Also visiting were Darrell Owens and his wife, Allison, who came down from the mountains of northern Georgia to spend their holiday at the beach. They knew about the beach flags, they said, but only because of a trip they had made to Walton County's beaches a few months ago.

At that time, Allison Owens said, "We were not highly familiar with it (the flag system) ... but we learned."

They said they learned from efforts of the county's Beach Ambassadors, who are stationed at public beach accesses to assist visitors, the couple said. During their earlier visit, they said they saw and heard Beach Ambassadors moving among beachgoers to talk about the flag system.

The Owenses have routinely vacationed on the Atlantic coast of Florida, and said Walton's Beach Ambassadors were the first such group that they'd seen on any of their trips.

If there is one thing in the Owenses' eyes that might help improve communication about beach flags even further, it might be to put placards in condominiums and hotel rooms explaining the flags.

"That's a good idea!" Allison Owens said after learning that a proposal to do just that has been floated among county officials. 

Bigger signs might help 

Also visiting Friday were Gene and Lisa Walker from North Carolina and their son, Jake, from Tennessee.

Jake Walker said the family had noticed the beach flags ever since their arrival, and got curious about the meaning after seeing the flag go from yellow earlier in the week, denoting moderate surf conditions, to red on Friday.

"We've noticed all this week," Jake Walker said, and when the flag changed color they noticed the signs along the Miramar Regional Beach Access explaining their meanings.  

This brief advice on how to escape from a rip current is among the safety messages on the ramp leading to the beach at the Miramar Regional Beach Access off Scenic Gulf Drive in Walton County.
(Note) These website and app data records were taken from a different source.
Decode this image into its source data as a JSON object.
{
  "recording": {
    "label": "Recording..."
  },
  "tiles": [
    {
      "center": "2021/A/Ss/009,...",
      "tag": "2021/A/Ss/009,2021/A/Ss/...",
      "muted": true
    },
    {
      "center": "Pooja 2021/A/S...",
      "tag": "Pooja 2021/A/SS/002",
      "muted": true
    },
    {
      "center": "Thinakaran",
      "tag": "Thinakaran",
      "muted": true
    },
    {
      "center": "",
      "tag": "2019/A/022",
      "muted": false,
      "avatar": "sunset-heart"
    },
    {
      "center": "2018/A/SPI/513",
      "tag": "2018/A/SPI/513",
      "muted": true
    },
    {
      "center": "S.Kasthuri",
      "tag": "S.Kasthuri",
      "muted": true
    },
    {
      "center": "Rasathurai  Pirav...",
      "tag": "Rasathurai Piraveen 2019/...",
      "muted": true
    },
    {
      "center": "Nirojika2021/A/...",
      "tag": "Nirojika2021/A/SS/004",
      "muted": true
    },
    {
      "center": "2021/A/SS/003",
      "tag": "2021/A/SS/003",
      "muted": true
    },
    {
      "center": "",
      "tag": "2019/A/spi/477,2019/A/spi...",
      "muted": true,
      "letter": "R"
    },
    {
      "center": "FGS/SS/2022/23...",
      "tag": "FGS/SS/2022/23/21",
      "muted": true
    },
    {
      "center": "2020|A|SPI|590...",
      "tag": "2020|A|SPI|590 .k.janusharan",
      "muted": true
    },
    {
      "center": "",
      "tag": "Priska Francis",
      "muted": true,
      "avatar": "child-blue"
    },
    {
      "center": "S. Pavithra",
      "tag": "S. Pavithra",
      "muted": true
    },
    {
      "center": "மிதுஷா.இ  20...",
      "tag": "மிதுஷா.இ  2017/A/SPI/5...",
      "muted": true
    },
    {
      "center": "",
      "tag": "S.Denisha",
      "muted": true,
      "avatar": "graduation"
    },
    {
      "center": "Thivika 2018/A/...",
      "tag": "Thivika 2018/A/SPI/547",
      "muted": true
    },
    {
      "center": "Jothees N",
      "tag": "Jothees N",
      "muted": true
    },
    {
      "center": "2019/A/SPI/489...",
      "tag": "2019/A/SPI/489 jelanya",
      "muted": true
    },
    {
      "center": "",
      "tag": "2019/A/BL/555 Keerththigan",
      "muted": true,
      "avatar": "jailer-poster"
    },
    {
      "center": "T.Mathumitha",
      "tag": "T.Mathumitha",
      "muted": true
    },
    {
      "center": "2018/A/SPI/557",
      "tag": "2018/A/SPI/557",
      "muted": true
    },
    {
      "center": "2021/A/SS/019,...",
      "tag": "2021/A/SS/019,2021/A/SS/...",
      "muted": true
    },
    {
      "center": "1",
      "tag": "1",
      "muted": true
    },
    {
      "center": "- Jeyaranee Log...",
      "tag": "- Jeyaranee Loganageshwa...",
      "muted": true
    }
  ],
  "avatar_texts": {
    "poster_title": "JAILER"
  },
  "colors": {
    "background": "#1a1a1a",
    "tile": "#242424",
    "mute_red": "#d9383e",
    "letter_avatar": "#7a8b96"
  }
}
The county has been working to amplify its messaging on beach safety, particularly with regard to dangerous surf conditions.

While one of the dune walkovers features a large sign on the beach side displaying the meaning of the flags, other walkovers either are not marked or have only small signs regarding the flag systems.

The Walkers suggested posting additional signage on the dune walkovers, particularly on the parking lot side, and more generally, to make the signs "just a little bit bigger," Gene Walker said.  

Like visitors, residents have noticed the county's stepped-up messaging. Enjoying the beach on Sunday afternoon, Tim Longwiner and Bo Smith noted the county's use of the Splashboard Media boat that moves a giant video board along the beaches to spread the message about the beach flag system.

Media coverage about the efforts also has helped get the word out, they said.

Resident, Kathy Wallace praised the county's efforts to boost beach safety awareness, and suggested that visitors might simply need to pay more attention.

"I don't know why they ignore it," Wallace said. "I don't know if it's a communications barrier. The county is doing their best."